Music software is not neutral. It dictates, to some degree, the type of music we will make, tacitly encouraging (or discouraging) certain styles, genres, and tropes. Environments like Pure Data, Max, and Supercollider allow musicians to create their own software instruments, enabling them to bypass some of the impositions found in "traditional" music software. Web Audio, in providing very low-level audio nodes, is arguably more impartial. The approach also fosters collaboration and is ideally suited to interdisciplinary projects.

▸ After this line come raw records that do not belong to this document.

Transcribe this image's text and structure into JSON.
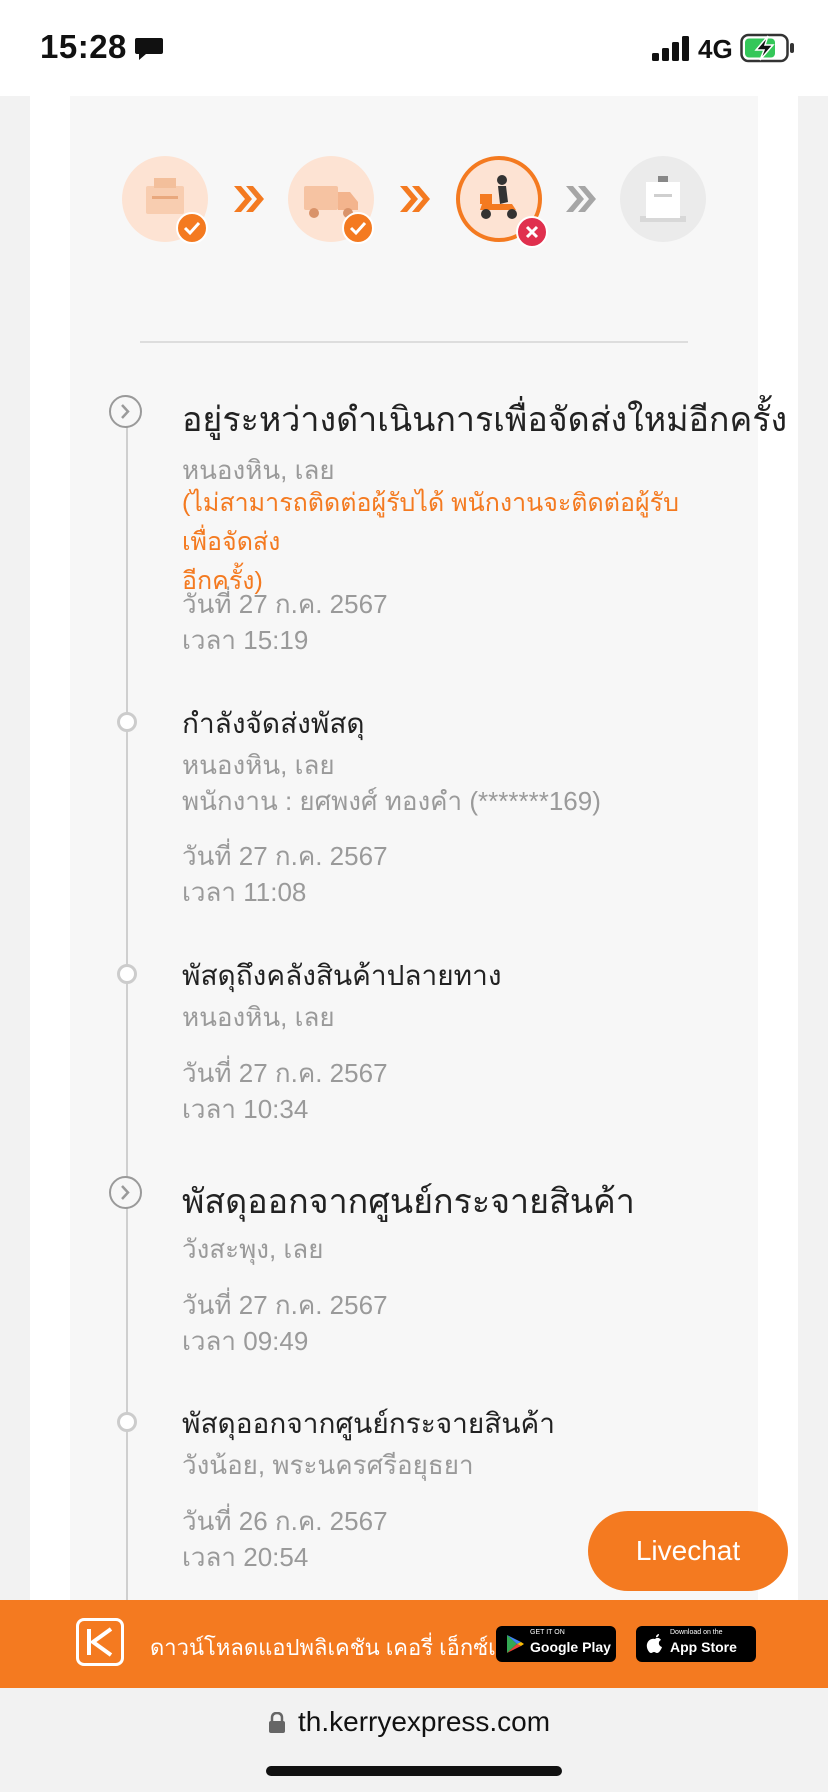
{
  "status_bar": {
    "time": "15:28",
    "network": "4G",
    "message_icon": "message-bubble-icon",
    "signal_icon": "signal-bars-icon",
    "battery_icon": "battery-charging-icon"
  },
  "progress_steps": [
    {
      "name": "picked-up",
      "icon": "parcel-icon",
      "state": "done"
    },
    {
      "name": "in-transit",
      "icon": "truck-icon",
      "state": "done"
    },
    {
      "name": "out-for-delivery",
      "icon": "scooter-rider-icon",
      "state": "failed"
    },
    {
      "name": "delivered",
      "icon": "delivered-box-icon",
      "state": "pending"
    }
  ],
  "colors": {
    "accent": "#f47a20",
    "error": "#e0304e",
    "muted_text": "#9a9a9a"
  },
  "events": [
    {
      "title": "อยู่ระหว่างดำเนินการเพื่อจัดส่งใหม่อีกครั้ง",
      "location": "หนองหิน, เลย",
      "note_line1": "(ไม่สามารถติดต่อผู้รับได้ พนักงานจะติดต่อผู้รับเพื่อจัดส่ง",
      "note_line2": "อีกครั้ง)",
      "date": "วันที่ 27 ก.ค. 2567",
      "time": "เวลา 15:19"
    },
    {
      "title": "กำลังจัดส่งพัสดุ",
      "location": "หนองหิน, เลย",
      "staff": "พนักงาน : ยศพงศ์ ทองคำ (*******169)",
      "date": "วันที่ 27 ก.ค. 2567",
      "time": "เวลา 11:08"
    },
    {
      "title": "พัสดุถึงคลังสินค้าปลายทาง",
      "location": "หนองหิน, เลย",
      "date": "วันที่ 27 ก.ค. 2567",
      "time": "เวลา 10:34"
    },
    {
      "title": "พัสดุออกจากศูนย์กระจายสินค้า",
      "location": "วังสะพุง, เลย",
      "date": "วันที่ 27 ก.ค. 2567",
      "time": "เวลา 09:49"
    },
    {
      "title": "พัสดุออกจากศูนย์กระจายสินค้า",
      "location": "วังน้อย, พระนครศรีอยุธยา",
      "date": "วันที่ 26 ก.ค. 2567",
      "time": "เวลา 20:54"
    }
  ],
  "livechat": {
    "label": "Livechat"
  },
  "app_banner": {
    "text": "ดาวน์โหลดแอปพลิเคชัน เคอรี่ เอ็กซ์เพรส",
    "google_small": "GET IT ON",
    "google_big": "Google Play",
    "apple_small": "Download on the",
    "apple_big": "App Store"
  },
  "url_bar": {
    "url": "th.kerryexpress.com"
  }
}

This discussion gathers Web Audio experts to share their experience and insight about the technology, its application and potential. We’ll explore the web as a platform for artistic expression, and look at the benefits of browser-based tools over more conventional ones. We’ll also dive into the role of the wider web-dev community in your work with Web Audio, and examine its intersection with internet culture. The panel will include practical tips on how to work within a browser, the limitations and creative solutions, and why it could become a favorite for future instrument designers